## YOUR GOAL
Reproduce the records that follow without alteration, apart from removing the pictures.

START DATA TO PROCESS

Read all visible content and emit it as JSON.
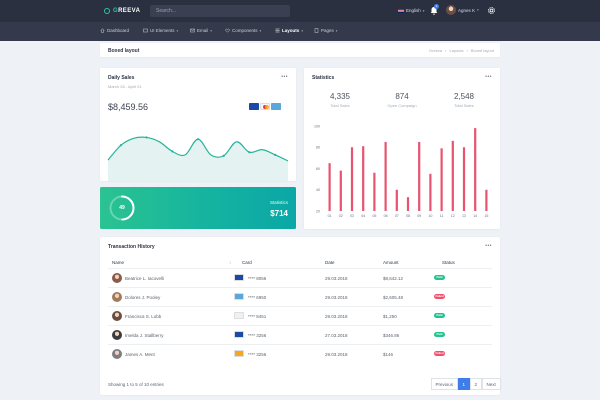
{
  "topbar": {
    "brand_letter": "G",
    "brand_rest": "REEVA",
    "search_placeholder": "Search...",
    "language": "English",
    "notifications_count": "3",
    "user_name": "Agnes K"
  },
  "nav": [
    {
      "label": "Dashboard",
      "icon": "home-icon"
    },
    {
      "label": "UI Elements",
      "icon": "layers-icon"
    },
    {
      "label": "Email",
      "icon": "mail-icon"
    },
    {
      "label": "Components",
      "icon": "heart-icon"
    },
    {
      "label": "Layouts",
      "icon": "layout-icon"
    },
    {
      "label": "Pages",
      "icon": "pages-icon"
    }
  ],
  "page": {
    "title": "Boxed layout",
    "breadcrumb": [
      "Greeva",
      "Layouts",
      "Boxed layout"
    ]
  },
  "daily_sales": {
    "title": "Daily Sales",
    "subtitle": "March 26 - April 01",
    "amount": "$8,459.56"
  },
  "sales_chart": {
    "type": "area",
    "values": [
      2.4,
      4.1,
      4.9,
      5.0,
      4.5,
      3.4,
      3.0,
      4.8,
      3.0,
      2.9,
      4.5,
      3.3,
      3.6,
      3.0,
      2.3
    ],
    "ylim": [
      0,
      7
    ],
    "color": "#27b39a"
  },
  "statistics": {
    "title": "Statistics",
    "stats": [
      {
        "value": "4,335",
        "label": "Total Sales"
      },
      {
        "value": "874",
        "label": "Open Compaign"
      },
      {
        "value": "2,548",
        "label": "Total Sales"
      }
    ]
  },
  "chart_data": {
    "type": "bar",
    "categories": [
      "01",
      "02",
      "03",
      "04",
      "05",
      "06",
      "07",
      "08",
      "09",
      "10",
      "11",
      "12",
      "13",
      "14",
      "15"
    ],
    "values": [
      65,
      58,
      80,
      81,
      56,
      85,
      40,
      33,
      85,
      55,
      79,
      86,
      80,
      98,
      40
    ],
    "title": "",
    "xlabel": "",
    "ylabel": "",
    "ylim": [
      20,
      100
    ],
    "yticks": [
      20,
      40,
      60,
      80,
      100
    ],
    "grid": false,
    "color": "#e8546f"
  },
  "widget": {
    "ring_value": "49",
    "ring_fraction": 0.49,
    "label": "Statistics",
    "value": "$714"
  },
  "transactions": {
    "title": "Transaction History",
    "columns": [
      "Name",
      "Card",
      "Date",
      "Amount",
      "Status"
    ],
    "rows": [
      {
        "name": "Beatrice L. Iacovelli",
        "card": "**** 8056",
        "date": "29.03.2018",
        "amount": "$8,642.12",
        "status": "Paid",
        "card_type": "visa",
        "avatar": "#8a5a4a"
      },
      {
        "name": "Dolores J. Pooley",
        "card": "**** 6950",
        "date": "29.03.2018",
        "amount": "$2,605.48",
        "status": "Failed",
        "card_type": "amex",
        "avatar": "#a07a5c"
      },
      {
        "name": "Francisca S. Lobb",
        "card": "**** 8451",
        "date": "29.03.2018",
        "amount": "$1,250",
        "status": "Paid",
        "card_type": "mastercard",
        "avatar": "#6a4e44"
      },
      {
        "name": "Imelda J. Stallberry",
        "card": "**** 3256",
        "date": "27.03.2018",
        "amount": "$346.86",
        "status": "Paid",
        "card_type": "visa",
        "avatar": "#3b3b40"
      },
      {
        "name": "James A. Ment",
        "card": "**** 3256",
        "date": "29.03.2018",
        "amount": "$146",
        "status": "Failed",
        "card_type": "discover",
        "avatar": "#7c7e84"
      }
    ],
    "showing": "Showing 1 to 5 of 10 entries",
    "pagination": {
      "previous": "Previous",
      "pages": [
        "1",
        "2"
      ],
      "next": "Next"
    }
  },
  "colors": {
    "accent": "#3f7ee8",
    "paid": "#22c38e",
    "failed": "#f0506e",
    "topbar": "#2b3040",
    "navbar": "#343a4b"
  }
}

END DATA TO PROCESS

## ANSWER TO THIS TASK
Read all visible content and emit it as JSON.
{
  "topbar": {
    "brand_letter": "G",
    "brand_rest": "REEVA",
    "search_placeholder": "Search...",
    "language": "English",
    "notifications_count": "3",
    "user_name": "Agnes K"
  },
  "nav": [
    {
      "label": "Dashboard",
      "icon": "home-icon"
    },
    {
      "label": "UI Elements",
      "icon": "layers-icon"
    },
    {
      "label": "Email",
      "icon": "mail-icon"
    },
    {
      "label": "Components",
      "icon": "heart-icon"
    },
    {
      "label": "Layouts",
      "icon": "layout-icon"
    },
    {
      "label": "Pages",
      "icon": "pages-icon"
    }
  ],
  "page": {
    "title": "Boxed layout",
    "breadcrumb": [
      "Greeva",
      "Layouts",
      "Boxed layout"
    ]
  },
  "daily_sales": {
    "title": "Daily Sales",
    "subtitle": "March 26 - April 01",
    "amount": "$8,459.56"
  },
  "sales_chart": {
    "type": "area",
    "values": [
      2.4,
      4.1,
      4.9,
      5.0,
      4.5,
      3.4,
      3.0,
      4.8,
      3.0,
      2.9,
      4.5,
      3.3,
      3.6,
      3.0,
      2.3
    ],
    "ylim": [
      0,
      7
    ],
    "color": "#27b39a"
  },
  "statistics": {
    "title": "Statistics",
    "stats": [
      {
        "value": "4,335",
        "label": "Total Sales"
      },
      {
        "value": "874",
        "label": "Open Compaign"
      },
      {
        "value": "2,548",
        "label": "Total Sales"
      }
    ]
  },
  "chart_data": {
    "type": "bar",
    "categories": [
      "01",
      "02",
      "03",
      "04",
      "05",
      "06",
      "07",
      "08",
      "09",
      "10",
      "11",
      "12",
      "13",
      "14",
      "15"
    ],
    "values": [
      65,
      58,
      80,
      81,
      56,
      85,
      40,
      33,
      85,
      55,
      79,
      86,
      80,
      98,
      40
    ],
    "title": "",
    "xlabel": "",
    "ylabel": "",
    "ylim": [
      20,
      100
    ],
    "yticks": [
      20,
      40,
      60,
      80,
      100
    ],
    "grid": false,
    "color": "#e8546f"
  },
  "widget": {
    "ring_value": "49",
    "ring_fraction": 0.49,
    "label": "Statistics",
    "value": "$714"
  },
  "transactions": {
    "title": "Transaction History",
    "columns": [
      "Name",
      "Card",
      "Date",
      "Amount",
      "Status"
    ],
    "rows": [
      {
        "name": "Beatrice L. Iacovelli",
        "card": "**** 8056",
        "date": "29.03.2018",
        "amount": "$8,642.12",
        "status": "Paid",
        "card_type": "visa",
        "avatar": "#8a5a4a"
      },
      {
        "name": "Dolores J. Pooley",
        "card": "**** 6950",
        "date": "29.03.2018",
        "amount": "$2,605.48",
        "status": "Failed",
        "card_type": "amex",
        "avatar": "#a07a5c"
      },
      {
        "name": "Francisca S. Lobb",
        "card": "**** 8451",
        "date": "29.03.2018",
        "amount": "$1,250",
        "status": "Paid",
        "card_type": "mastercard",
        "avatar": "#6a4e44"
      },
      {
        "name": "Imelda J. Stallberry",
        "card": "**** 3256",
        "date": "27.03.2018",
        "amount": "$346.86",
        "status": "Paid",
        "card_type": "visa",
        "avatar": "#3b3b40"
      },
      {
        "name": "James A. Ment",
        "card": "**** 3256",
        "date": "29.03.2018",
        "amount": "$146",
        "status": "Failed",
        "card_type": "discover",
        "avatar": "#7c7e84"
      }
    ],
    "showing": "Showing 1 to 5 of 10 entries",
    "pagination": {
      "previous": "Previous",
      "pages": [
        "1",
        "2"
      ],
      "next": "Next"
    }
  },
  "colors": {
    "accent": "#3f7ee8",
    "paid": "#22c38e",
    "failed": "#f0506e",
    "topbar": "#2b3040",
    "navbar": "#343a4b"
  }
}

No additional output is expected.